When you get married, there’s one area that needs to be discussed which isn’t necessarily romantic but is important, and that’s finances. Many newly married couples don’t even know the financial status of their partner, which can create serious problems.
A poll by the National Foundation for Credit Counseling found 68 percent of engaged couples have a negative perception about discussing money. 45 percent described financial conversations as awkward but necessary. A separate study from Fidelity found that one-third of participants didn’t know their partner’s salary.
Some of the primary things to discuss even before walking down the aisle include types of debt such as credit card debt and student loan debt. It’s also important to talk about budgeting goals and priorities (for both the wedding and after), whether you’ll have a joint bank account or not, and how you plan to save and invest money.
Basics of Joint Bank Accounts
How newlyweds talk about and handle money has changed over the years. Millennials get married later than generations before them, and couples are much more likely to keep their finances separate and avoid joint bank accounts.
Joint bank accounts have two or more people that own it and are used to pool money. Both spouses can contribute, and it does facilitate better savings for shared goals. This also makes it easier to pay shared expenses, such as the mortgage or car payments. One of the biggest perks of a joint bank account for many couples is the fact that it allows them to budget more effectively.
However, some couples may find that they want an individual account as well. Some couples do both. They have a joint account for shared budgeting and expenses, and their own individual accounts that provide them with the freedom to spend how they see fit.
Another option is to have individual checking accounts and a shared savings account. There are many different high-interest savings accounts that will give you a much better return on your savings.
How to Determine a Budget
When you get married, along with discussing finances you should work to create a budget with your partner. Having a budget can make the management of your money and finances a smoother process throughout your marriage.
When you’re creating a budget, start with adding up your shared income. Then, list your expenses and everything you spend in a month even outside of your bills. You can then create a goal for what you’ll do with your extra money if you have any. If you find that your expenses could go beyond your earnings, you can start looking at ways to either reduce expenses or bring in more income each month.
When you’re creating a new budget, provide some wiggle room for both of you. Being too strict can cause frustration and resentment while being too lenient could cause financial troubles.
Easy Ways to Save Money
If you find that as newlyweds you need to cut expenses, there are many routes you can take. A few examples include refinancing student loan debt for lower interest rates and a lower monthly payment or moving credit card debt to a low-interest or no-interest balance transfer card.

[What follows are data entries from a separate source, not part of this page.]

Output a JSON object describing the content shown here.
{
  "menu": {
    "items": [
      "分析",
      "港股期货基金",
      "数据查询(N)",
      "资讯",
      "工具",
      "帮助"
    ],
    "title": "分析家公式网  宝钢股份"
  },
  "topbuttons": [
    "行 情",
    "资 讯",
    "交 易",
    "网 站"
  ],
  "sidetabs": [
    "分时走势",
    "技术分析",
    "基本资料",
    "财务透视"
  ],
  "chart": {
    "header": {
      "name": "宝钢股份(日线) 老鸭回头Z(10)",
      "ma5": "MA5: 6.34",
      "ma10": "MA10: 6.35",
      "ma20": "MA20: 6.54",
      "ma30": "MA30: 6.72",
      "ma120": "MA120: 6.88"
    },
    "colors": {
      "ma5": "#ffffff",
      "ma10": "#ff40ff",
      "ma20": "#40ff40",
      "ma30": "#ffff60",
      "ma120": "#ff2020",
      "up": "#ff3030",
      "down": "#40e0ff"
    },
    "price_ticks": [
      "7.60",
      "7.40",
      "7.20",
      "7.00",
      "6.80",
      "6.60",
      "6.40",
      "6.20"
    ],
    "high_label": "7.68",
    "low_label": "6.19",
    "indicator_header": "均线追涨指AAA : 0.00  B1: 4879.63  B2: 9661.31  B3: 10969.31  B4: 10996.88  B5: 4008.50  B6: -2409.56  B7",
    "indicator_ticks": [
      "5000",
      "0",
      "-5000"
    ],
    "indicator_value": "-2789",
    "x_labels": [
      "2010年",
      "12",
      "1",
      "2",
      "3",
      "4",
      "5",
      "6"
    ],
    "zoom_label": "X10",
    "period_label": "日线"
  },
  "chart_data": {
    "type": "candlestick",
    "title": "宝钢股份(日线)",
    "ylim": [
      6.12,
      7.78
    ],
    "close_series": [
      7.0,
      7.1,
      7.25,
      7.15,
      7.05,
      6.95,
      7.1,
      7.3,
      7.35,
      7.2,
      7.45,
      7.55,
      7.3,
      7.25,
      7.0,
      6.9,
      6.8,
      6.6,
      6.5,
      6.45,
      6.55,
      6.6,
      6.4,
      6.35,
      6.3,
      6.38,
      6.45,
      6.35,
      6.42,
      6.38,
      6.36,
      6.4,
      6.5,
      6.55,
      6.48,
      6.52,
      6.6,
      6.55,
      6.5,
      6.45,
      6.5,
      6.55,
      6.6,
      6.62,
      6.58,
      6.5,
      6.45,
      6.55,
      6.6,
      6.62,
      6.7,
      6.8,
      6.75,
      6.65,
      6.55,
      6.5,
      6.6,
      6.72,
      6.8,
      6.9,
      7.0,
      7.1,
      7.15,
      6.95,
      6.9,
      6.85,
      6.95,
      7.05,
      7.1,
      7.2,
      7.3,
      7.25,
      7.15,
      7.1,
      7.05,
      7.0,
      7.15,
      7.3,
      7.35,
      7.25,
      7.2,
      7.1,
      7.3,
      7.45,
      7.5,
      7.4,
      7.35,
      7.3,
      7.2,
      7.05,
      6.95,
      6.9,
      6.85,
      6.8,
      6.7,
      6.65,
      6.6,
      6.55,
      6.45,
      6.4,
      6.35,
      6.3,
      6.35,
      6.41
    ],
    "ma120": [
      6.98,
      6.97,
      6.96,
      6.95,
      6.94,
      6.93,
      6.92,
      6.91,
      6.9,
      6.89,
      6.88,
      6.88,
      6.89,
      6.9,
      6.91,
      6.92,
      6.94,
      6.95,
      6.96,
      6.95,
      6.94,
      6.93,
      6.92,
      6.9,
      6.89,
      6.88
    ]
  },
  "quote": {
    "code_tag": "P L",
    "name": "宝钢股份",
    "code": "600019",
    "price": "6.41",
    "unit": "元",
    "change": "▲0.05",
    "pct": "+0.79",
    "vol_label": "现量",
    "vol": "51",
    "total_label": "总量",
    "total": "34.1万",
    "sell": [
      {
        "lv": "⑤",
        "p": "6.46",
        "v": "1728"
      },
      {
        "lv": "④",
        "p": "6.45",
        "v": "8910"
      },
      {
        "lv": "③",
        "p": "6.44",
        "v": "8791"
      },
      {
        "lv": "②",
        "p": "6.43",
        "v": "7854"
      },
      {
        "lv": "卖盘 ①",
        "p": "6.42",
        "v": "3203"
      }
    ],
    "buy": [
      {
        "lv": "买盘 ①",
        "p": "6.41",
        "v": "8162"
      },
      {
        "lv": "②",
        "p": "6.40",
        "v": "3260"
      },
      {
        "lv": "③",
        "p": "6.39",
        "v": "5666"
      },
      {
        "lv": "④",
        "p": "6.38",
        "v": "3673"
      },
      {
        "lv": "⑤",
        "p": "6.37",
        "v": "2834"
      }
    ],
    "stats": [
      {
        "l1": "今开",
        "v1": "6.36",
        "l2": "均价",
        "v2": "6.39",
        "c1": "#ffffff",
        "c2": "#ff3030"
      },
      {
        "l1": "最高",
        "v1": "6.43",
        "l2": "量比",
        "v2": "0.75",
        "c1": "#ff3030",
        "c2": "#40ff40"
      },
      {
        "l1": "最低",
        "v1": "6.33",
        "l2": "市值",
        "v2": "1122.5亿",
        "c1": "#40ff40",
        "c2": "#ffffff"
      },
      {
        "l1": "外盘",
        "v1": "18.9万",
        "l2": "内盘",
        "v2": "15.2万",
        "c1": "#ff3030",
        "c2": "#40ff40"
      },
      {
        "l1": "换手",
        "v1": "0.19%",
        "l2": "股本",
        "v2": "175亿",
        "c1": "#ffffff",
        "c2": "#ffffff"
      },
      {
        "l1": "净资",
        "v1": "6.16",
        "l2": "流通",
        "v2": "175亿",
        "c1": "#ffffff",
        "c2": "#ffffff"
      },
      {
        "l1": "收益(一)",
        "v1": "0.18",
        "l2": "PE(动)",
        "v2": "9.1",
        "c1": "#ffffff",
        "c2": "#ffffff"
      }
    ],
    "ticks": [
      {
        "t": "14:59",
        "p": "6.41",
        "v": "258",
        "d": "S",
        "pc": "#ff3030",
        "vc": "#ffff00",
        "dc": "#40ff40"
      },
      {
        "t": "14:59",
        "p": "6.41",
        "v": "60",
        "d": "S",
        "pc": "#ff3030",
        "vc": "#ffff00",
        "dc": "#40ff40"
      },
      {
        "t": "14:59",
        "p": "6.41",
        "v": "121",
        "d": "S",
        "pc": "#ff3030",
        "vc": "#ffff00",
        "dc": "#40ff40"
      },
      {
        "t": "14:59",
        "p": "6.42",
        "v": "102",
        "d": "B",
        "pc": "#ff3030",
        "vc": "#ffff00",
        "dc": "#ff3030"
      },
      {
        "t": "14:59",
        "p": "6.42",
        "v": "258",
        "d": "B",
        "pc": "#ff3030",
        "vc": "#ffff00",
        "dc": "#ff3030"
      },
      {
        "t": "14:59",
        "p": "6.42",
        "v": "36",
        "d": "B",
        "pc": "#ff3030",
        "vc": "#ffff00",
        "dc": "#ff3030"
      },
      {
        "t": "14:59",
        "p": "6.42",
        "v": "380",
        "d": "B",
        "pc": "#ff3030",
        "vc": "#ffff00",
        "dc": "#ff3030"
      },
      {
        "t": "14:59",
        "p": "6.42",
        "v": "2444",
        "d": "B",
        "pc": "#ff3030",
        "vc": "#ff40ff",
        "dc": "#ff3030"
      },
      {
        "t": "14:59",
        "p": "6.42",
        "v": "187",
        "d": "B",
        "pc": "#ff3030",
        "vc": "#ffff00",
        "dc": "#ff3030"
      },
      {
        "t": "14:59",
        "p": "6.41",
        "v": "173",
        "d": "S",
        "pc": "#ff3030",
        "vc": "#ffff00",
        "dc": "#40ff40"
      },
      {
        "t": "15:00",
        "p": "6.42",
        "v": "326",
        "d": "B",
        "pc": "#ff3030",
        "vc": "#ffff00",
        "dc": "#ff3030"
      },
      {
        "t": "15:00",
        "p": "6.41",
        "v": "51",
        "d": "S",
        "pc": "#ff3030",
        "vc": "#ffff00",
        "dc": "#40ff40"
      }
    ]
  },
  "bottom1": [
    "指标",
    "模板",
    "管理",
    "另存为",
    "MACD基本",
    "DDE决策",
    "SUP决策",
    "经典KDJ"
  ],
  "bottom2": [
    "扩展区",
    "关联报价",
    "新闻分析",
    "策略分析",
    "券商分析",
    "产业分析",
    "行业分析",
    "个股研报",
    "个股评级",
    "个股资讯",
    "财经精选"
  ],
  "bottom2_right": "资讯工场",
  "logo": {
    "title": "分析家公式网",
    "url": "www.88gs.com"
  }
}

It can also be helpful to combine insurance policies with the same company to save, or to cut out unnecessary monthly bills such as cable.
How to Make Extra Spending Money
If you’re budgeting with your new spouse and you’ve cut out unnecessary expenses, you may also start considering ways to earn extra money. Extra money can be used for discretionary spending, or to pad your savings accounts so you can achieve your shared goals more quickly.
There are nearly endless options for earning a side income. For example, you can work as freelance writers, editors, photographers, or whatever you might have skills in.
There are other options such as working as an Amazon delivery driver or driving for Uber or Lyft. Services like Wag! are on-demand pet-walking and sitting services, or you could rent a room in your home on Airbnb or VRBO.
An Open Conversation
Finally, when you’re a newlywed, you want to start your financial journey together in a positive way. It’s valuable to always keep the lines of communication surrounding finances open, and positively discuss it all rather than negatively or while playing the blame game.
When discussing finances, try to avoid finger pointing or judgment. Be honest about your concerns, however. Try to have discussions sooner rather than later as well, so that problems don’t spiral out of control and become more difficult to solve.
Andy Kearns is a Content Analyst for LendEDU and works to produce personal finance content to help educate consumers across the globe. When he’s not writing, you can find Andy cheering on the new and improved Lakers, or somewhere on a beach.